*What is needed*
While you copy the lines below, skip the pictures and keep the rest exact.

################

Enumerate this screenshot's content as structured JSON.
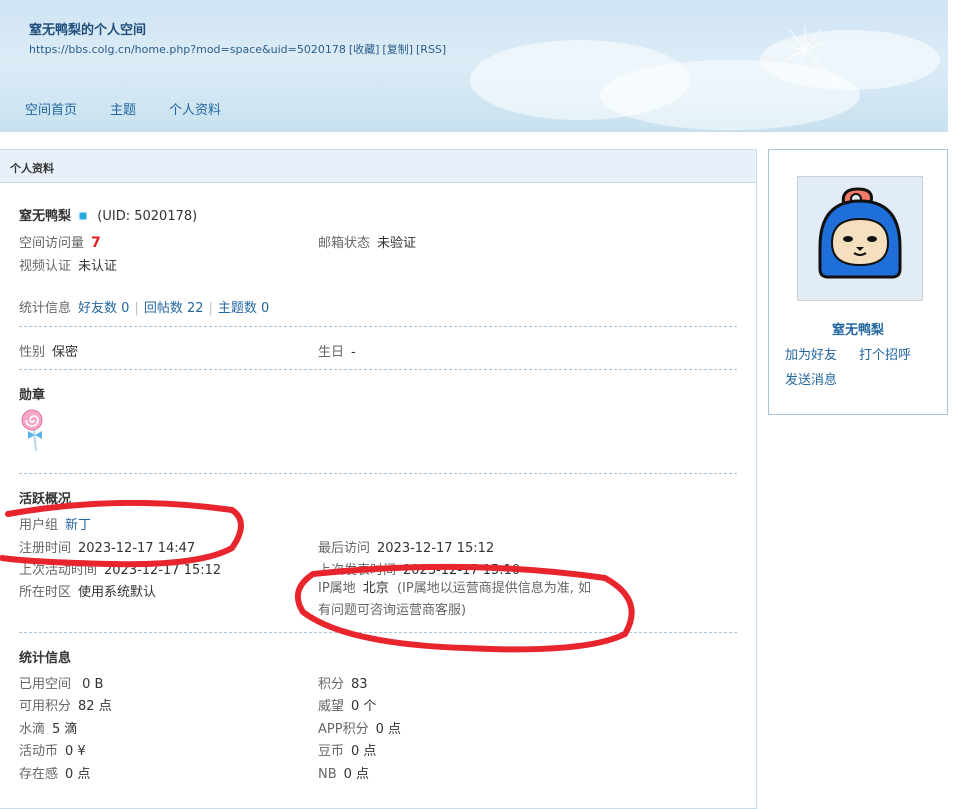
{
  "header": {
    "title": "窒无鸭梨的个人空间",
    "url": "https://bbs.colg.cn/home.php?mod=space&uid=5020178",
    "actions": [
      "[收藏]",
      "[复制]",
      "[RSS]"
    ],
    "nav": [
      "空间首页",
      "主题",
      "个人资料"
    ]
  },
  "profile": {
    "section_title": "个人资料",
    "username": "窒无鸭梨",
    "uid": "(UID: 5020178)",
    "visits_label": "空间访问量",
    "visits_value": "7",
    "email_label": "邮箱状态",
    "email_value": "未验证",
    "video_label": "视频认证",
    "video_value": "未认证",
    "stats_label": "统计信息",
    "stats_links": [
      "好友数 0",
      "回帖数 22",
      "主题数 0"
    ],
    "gender_label": "性别",
    "gender_value": "保密",
    "birthday_label": "生日",
    "birthday_value": "-",
    "medals_title": "勋章",
    "activity_title": "活跃概况",
    "usergroup_label": "用户组",
    "usergroup_value": "新丁",
    "register_label": "注册时间",
    "register_value": "2023-12-17 14:47",
    "last_visit_label": "最后访问",
    "last_visit_value": "2023-12-17 15:12",
    "last_active_label": "上次活动时间",
    "last_active_value": "2023-12-17 15:12",
    "last_post_label": "上次发表时间",
    "last_post_value": "2023-12-17 15:10",
    "timezone_label": "所在时区",
    "timezone_value": "使用系统默认",
    "ip_label": "IP属地",
    "ip_value": "北京",
    "ip_note_1": "(IP属地以运营商提供信息为准, 如",
    "ip_note_2": "有问题可咨询运营商客服)",
    "stats_title": "统计信息",
    "stats": {
      "used_space_label": "已用空间",
      "used_space_value": "0 B",
      "points_label": "积分",
      "points_value": "83",
      "avail_points_label": "可用积分",
      "avail_points_value": "82 点",
      "prestige_label": "威望",
      "prestige_value": "0 个",
      "water_label": "水滴",
      "water_value": "5 滴",
      "app_points_label": "APP积分",
      "app_points_value": "0 点",
      "coin_label": "活动币",
      "coin_value": "0 ¥",
      "bean_label": "豆币",
      "bean_value": "0 点",
      "presence_label": "存在感",
      "presence_value": "0 点",
      "nb_label": "NB",
      "nb_value": "0 点"
    }
  },
  "sidebar": {
    "name": "窒无鸭梨",
    "add_friend": "加为好友",
    "greet": "打个招呼",
    "message": "发送消息"
  },
  "colors": {
    "accent": "#2366a0",
    "highlight": "#e21d1d",
    "annotation": "#e8242c"
  }
}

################

*Exercise result*
Enumerate this screenshot's content as structured JSON.
{
  "header": {
    "title": "窒无鸭梨的个人空间",
    "url": "https://bbs.colg.cn/home.php?mod=space&uid=5020178",
    "actions": [
      "[收藏]",
      "[复制]",
      "[RSS]"
    ],
    "nav": [
      "空间首页",
      "主题",
      "个人资料"
    ]
  },
  "profile": {
    "section_title": "个人资料",
    "username": "窒无鸭梨",
    "uid": "(UID: 5020178)",
    "visits_label": "空间访问量",
    "visits_value": "7",
    "email_label": "邮箱状态",
    "email_value": "未验证",
    "video_label": "视频认证",
    "video_value": "未认证",
    "stats_label": "统计信息",
    "stats_links": [
      "好友数 0",
      "回帖数 22",
      "主题数 0"
    ],
    "gender_label": "性别",
    "gender_value": "保密",
    "birthday_label": "生日",
    "birthday_value": "-",
    "medals_title": "勋章",
    "activity_title": "活跃概况",
    "usergroup_label": "用户组",
    "usergroup_value": "新丁",
    "register_label": "注册时间",
    "register_value": "2023-12-17 14:47",
    "last_visit_label": "最后访问",
    "last_visit_value": "2023-12-17 15:12",
    "last_active_label": "上次活动时间",
    "last_active_value": "2023-12-17 15:12",
    "last_post_label": "上次发表时间",
    "last_post_value": "2023-12-17 15:10",
    "timezone_label": "所在时区",
    "timezone_value": "使用系统默认",
    "ip_label": "IP属地",
    "ip_value": "北京",
    "ip_note_1": "(IP属地以运营商提供信息为准, 如",
    "ip_note_2": "有问题可咨询运营商客服)",
    "stats_title": "统计信息",
    "stats": {
      "used_space_label": "已用空间",
      "used_space_value": "0 B",
      "points_label": "积分",
      "points_value": "83",
      "avail_points_label": "可用积分",
      "avail_points_value": "82 点",
      "prestige_label": "威望",
      "prestige_value": "0 个",
      "water_label": "水滴",
      "water_value": "5 滴",
      "app_points_label": "APP积分",
      "app_points_value": "0 点",
      "coin_label": "活动币",
      "coin_value": "0 ¥",
      "bean_label": "豆币",
      "bean_value": "0 点",
      "presence_label": "存在感",
      "presence_value": "0 点",
      "nb_label": "NB",
      "nb_value": "0 点"
    }
  },
  "sidebar": {
    "name": "窒无鸭梨",
    "add_friend": "加为好友",
    "greet": "打个招呼",
    "message": "发送消息"
  },
  "colors": {
    "accent": "#2366a0",
    "highlight": "#e21d1d",
    "annotation": "#e8242c"
  }
}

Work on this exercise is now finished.